* [EXERCISE INPUTS]:

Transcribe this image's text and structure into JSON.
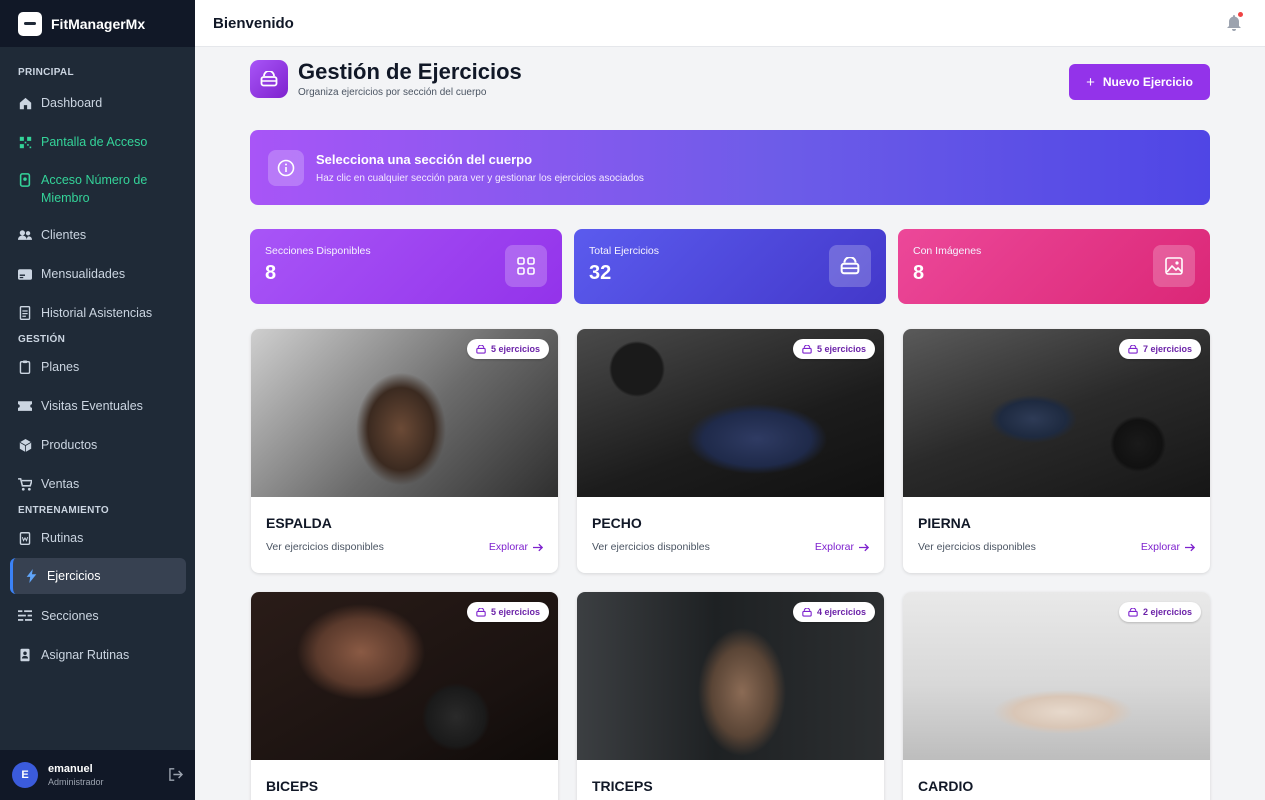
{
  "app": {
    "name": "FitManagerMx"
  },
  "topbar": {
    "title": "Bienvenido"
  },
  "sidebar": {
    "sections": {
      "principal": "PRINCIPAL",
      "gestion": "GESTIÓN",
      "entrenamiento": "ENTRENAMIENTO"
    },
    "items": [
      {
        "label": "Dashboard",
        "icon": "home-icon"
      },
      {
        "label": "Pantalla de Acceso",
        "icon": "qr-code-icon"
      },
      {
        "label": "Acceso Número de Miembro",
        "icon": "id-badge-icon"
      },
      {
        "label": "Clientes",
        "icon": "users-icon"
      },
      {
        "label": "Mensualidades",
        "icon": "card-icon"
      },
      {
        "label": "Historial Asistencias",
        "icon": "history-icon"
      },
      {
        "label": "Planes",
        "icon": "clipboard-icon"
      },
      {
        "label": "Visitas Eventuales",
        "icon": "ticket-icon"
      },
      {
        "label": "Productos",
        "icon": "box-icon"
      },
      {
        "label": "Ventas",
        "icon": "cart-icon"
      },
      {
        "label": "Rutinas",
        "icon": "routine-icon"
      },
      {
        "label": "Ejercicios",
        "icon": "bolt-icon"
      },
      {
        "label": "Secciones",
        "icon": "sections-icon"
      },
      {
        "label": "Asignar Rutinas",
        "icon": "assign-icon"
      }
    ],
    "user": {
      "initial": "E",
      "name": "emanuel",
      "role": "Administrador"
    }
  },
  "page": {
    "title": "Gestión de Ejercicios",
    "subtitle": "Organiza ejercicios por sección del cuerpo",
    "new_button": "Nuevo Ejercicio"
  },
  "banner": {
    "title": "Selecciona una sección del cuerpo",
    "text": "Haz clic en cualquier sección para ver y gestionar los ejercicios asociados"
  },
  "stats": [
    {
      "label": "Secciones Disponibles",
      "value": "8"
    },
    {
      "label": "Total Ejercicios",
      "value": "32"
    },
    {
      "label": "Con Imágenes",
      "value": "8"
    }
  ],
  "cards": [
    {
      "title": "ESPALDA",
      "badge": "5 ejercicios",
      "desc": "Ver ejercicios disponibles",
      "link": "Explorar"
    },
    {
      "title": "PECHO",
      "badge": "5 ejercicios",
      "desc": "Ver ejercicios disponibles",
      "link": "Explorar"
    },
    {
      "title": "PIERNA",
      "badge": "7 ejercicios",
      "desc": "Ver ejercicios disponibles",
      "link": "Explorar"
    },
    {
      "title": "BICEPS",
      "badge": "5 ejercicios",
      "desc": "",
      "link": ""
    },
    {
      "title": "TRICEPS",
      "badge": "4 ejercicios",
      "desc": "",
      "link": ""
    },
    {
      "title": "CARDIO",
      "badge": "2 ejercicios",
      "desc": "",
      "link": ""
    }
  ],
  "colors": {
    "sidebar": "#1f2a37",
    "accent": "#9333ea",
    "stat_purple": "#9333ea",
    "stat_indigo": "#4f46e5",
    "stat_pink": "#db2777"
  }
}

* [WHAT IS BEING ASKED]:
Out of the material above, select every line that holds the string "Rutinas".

* [COMPLETED TASK]:
        "label": "Rutinas",
        "label": "Asignar Rutinas",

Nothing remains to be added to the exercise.